A new working paper by Brot f?r die Welt, Global Policy Forum and Misereor provides an overview of the main corporate actors in the post-2015 process and how they shape the discourse on development.
The private sector certainly has a role to play in the future of sustainable development. But the messages and visions of transnational corporations and business associations are worrying. Rather than binding multilateral agreements, they advocate for public-private partnerships and voluntary initiatives that largely leave both governments and private actors off the hook. They focus on growth, free markets and and new technologies (to be provided by the private sector) as a silver bullet solution to eradicate poverty, decrease inequality and preserve the environment, without reflecting on how the current growth paradigm has led us to the situation we face today.

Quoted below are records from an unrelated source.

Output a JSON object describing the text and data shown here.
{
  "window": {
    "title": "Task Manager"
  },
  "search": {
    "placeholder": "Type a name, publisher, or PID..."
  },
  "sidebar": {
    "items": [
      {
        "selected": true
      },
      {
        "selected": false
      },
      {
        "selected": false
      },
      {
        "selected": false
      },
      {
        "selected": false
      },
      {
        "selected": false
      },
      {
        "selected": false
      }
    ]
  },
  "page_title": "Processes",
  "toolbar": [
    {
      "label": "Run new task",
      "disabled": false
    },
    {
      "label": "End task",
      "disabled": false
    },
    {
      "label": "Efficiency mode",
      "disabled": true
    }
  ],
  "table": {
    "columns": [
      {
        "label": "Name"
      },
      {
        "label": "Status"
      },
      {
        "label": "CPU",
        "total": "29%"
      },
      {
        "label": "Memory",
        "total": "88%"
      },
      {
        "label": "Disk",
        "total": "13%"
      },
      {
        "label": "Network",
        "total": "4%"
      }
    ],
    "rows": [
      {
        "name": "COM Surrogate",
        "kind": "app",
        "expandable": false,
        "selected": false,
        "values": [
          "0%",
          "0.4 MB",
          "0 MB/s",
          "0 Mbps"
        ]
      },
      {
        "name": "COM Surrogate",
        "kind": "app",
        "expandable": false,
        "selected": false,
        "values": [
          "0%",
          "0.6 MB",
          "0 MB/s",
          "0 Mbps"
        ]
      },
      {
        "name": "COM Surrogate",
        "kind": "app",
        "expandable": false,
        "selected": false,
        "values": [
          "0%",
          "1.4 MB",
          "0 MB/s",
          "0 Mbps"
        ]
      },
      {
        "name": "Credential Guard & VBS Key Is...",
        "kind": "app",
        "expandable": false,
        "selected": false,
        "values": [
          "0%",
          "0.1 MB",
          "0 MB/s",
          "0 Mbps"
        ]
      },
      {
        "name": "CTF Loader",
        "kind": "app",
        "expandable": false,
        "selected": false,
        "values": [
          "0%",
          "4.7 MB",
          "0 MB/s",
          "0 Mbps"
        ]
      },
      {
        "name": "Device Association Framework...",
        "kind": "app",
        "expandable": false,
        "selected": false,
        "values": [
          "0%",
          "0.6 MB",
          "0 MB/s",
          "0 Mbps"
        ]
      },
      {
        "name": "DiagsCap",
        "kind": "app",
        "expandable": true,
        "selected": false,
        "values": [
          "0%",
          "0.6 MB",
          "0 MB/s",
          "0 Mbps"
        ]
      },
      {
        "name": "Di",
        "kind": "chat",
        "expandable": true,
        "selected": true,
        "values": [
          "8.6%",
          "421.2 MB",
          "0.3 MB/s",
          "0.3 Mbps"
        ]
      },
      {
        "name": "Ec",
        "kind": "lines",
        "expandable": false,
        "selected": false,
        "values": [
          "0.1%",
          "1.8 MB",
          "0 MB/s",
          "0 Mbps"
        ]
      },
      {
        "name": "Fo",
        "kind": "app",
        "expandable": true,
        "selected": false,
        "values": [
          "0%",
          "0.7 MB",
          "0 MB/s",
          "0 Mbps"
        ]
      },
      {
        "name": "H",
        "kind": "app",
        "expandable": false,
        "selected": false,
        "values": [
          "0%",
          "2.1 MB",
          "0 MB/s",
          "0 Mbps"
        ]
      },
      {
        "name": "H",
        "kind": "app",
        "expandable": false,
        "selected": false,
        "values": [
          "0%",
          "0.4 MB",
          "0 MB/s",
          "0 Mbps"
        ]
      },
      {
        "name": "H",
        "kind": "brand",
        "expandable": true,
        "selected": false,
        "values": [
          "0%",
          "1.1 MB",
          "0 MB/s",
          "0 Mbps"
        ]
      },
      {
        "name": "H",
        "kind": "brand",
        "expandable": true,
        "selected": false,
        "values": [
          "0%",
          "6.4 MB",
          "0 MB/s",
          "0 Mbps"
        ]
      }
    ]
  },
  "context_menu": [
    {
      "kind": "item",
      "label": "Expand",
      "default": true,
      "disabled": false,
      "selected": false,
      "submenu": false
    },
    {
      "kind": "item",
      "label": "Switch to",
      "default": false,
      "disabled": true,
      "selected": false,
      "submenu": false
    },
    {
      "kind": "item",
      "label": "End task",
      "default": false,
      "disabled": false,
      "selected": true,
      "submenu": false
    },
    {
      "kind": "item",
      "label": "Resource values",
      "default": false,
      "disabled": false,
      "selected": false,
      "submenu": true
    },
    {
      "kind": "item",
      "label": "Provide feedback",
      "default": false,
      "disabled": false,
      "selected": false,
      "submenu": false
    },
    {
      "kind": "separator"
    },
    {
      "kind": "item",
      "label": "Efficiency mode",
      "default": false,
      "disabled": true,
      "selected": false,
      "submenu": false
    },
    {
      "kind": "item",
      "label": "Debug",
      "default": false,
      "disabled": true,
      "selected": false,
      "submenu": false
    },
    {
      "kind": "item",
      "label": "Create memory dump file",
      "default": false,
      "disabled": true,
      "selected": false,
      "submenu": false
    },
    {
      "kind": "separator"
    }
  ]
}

This paper advocates for more transparency around the participation of corporations in UN processes, including their financial support to UN initiatives, and for more reflection on the risks of a corporate, private interests-driven development agenda. The full paper is available here: